### Required action
Give the data below again exactly as written, but without the pictures.

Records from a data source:
┌──
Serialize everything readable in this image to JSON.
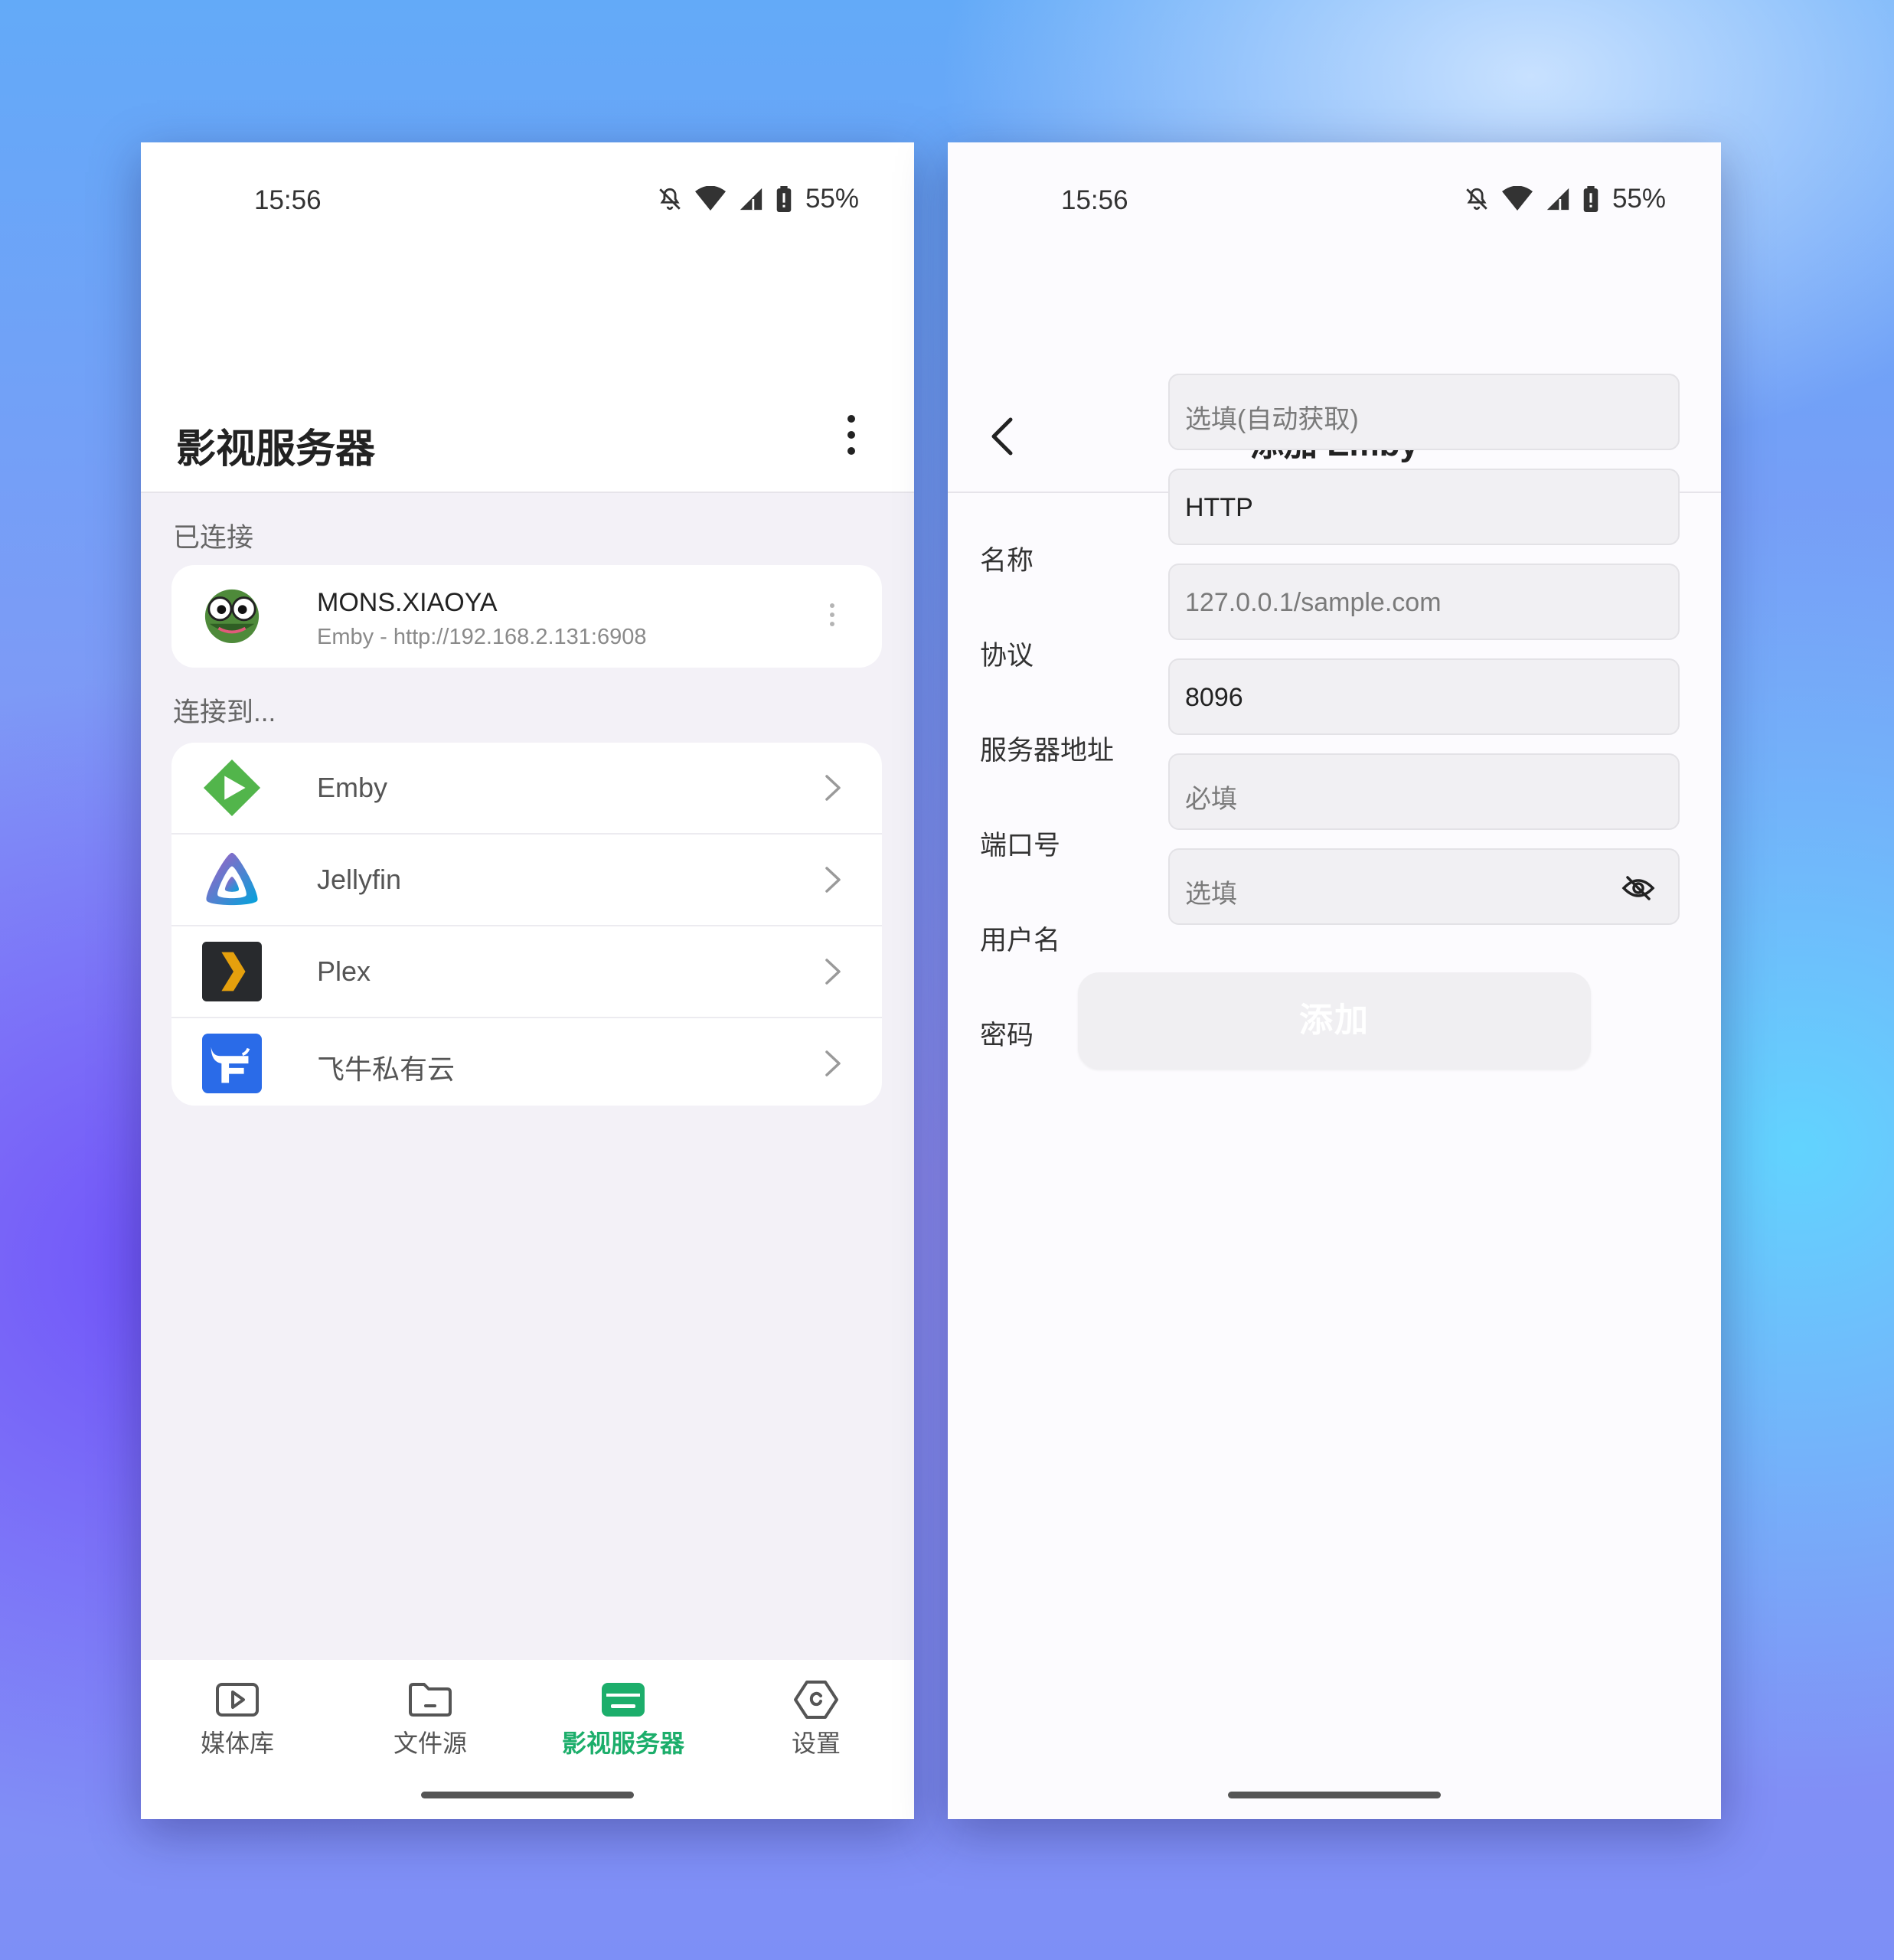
{
  "left_screen": {
    "status": {
      "time": "15:56",
      "battery": "55%"
    },
    "title": "影视服务器",
    "connected_section": "已连接",
    "connected_server": {
      "name": "MONS.XIAOYA",
      "subtitle": "Emby - http://192.168.2.131:6908"
    },
    "connect_section": "连接到...",
    "services": [
      {
        "label": "Emby",
        "icon": "emby-icon"
      },
      {
        "label": "Jellyfin",
        "icon": "jellyfin-icon"
      },
      {
        "label": "Plex",
        "icon": "plex-icon"
      },
      {
        "label": "飞牛私有云",
        "icon": "feiniu-icon"
      }
    ],
    "nav": [
      {
        "label": "媒体库",
        "icon": "media-library-icon",
        "active": false
      },
      {
        "label": "文件源",
        "icon": "folder-icon",
        "active": false
      },
      {
        "label": "影视服务器",
        "icon": "server-icon",
        "active": true
      },
      {
        "label": "设置",
        "icon": "settings-icon",
        "active": false
      }
    ]
  },
  "right_screen": {
    "status": {
      "time": "15:56",
      "battery": "55%"
    },
    "title": "添加 Emby",
    "form": {
      "name": {
        "label": "名称",
        "placeholder": "选填(自动获取)"
      },
      "protocol": {
        "label": "协议",
        "value": "HTTP"
      },
      "address": {
        "label": "服务器地址",
        "placeholder": "127.0.0.1/sample.com"
      },
      "port": {
        "label": "端口号",
        "value": "8096"
      },
      "username": {
        "label": "用户名",
        "placeholder": "必填"
      },
      "password": {
        "label": "密码",
        "placeholder": "选填"
      }
    },
    "submit_label": "添加"
  },
  "colors": {
    "accent": "#1cae6b",
    "emby_green": "#52b54b",
    "plex_orange": "#e5a00d",
    "feiniu_blue": "#2a6be8"
  }
}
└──
### Written solution
Serialize everything readable in this image to JSON.
{
  "left_screen": {
    "status": {
      "time": "15:56",
      "battery": "55%"
    },
    "title": "影视服务器",
    "connected_section": "已连接",
    "connected_server": {
      "name": "MONS.XIAOYA",
      "subtitle": "Emby - http://192.168.2.131:6908"
    },
    "connect_section": "连接到...",
    "services": [
      {
        "label": "Emby",
        "icon": "emby-icon"
      },
      {
        "label": "Jellyfin",
        "icon": "jellyfin-icon"
      },
      {
        "label": "Plex",
        "icon": "plex-icon"
      },
      {
        "label": "飞牛私有云",
        "icon": "feiniu-icon"
      }
    ],
    "nav": [
      {
        "label": "媒体库",
        "icon": "media-library-icon",
        "active": false
      },
      {
        "label": "文件源",
        "icon": "folder-icon",
        "active": false
      },
      {
        "label": "影视服务器",
        "icon": "server-icon",
        "active": true
      },
      {
        "label": "设置",
        "icon": "settings-icon",
        "active": false
      }
    ]
  },
  "right_screen": {
    "status": {
      "time": "15:56",
      "battery": "55%"
    },
    "title": "添加 Emby",
    "form": {
      "name": {
        "label": "名称",
        "placeholder": "选填(自动获取)"
      },
      "protocol": {
        "label": "协议",
        "value": "HTTP"
      },
      "address": {
        "label": "服务器地址",
        "placeholder": "127.0.0.1/sample.com"
      },
      "port": {
        "label": "端口号",
        "value": "8096"
      },
      "username": {
        "label": "用户名",
        "placeholder": "必填"
      },
      "password": {
        "label": "密码",
        "placeholder": "选填"
      }
    },
    "submit_label": "添加"
  },
  "colors": {
    "accent": "#1cae6b",
    "emby_green": "#52b54b",
    "plex_orange": "#e5a00d",
    "feiniu_blue": "#2a6be8"
  }
}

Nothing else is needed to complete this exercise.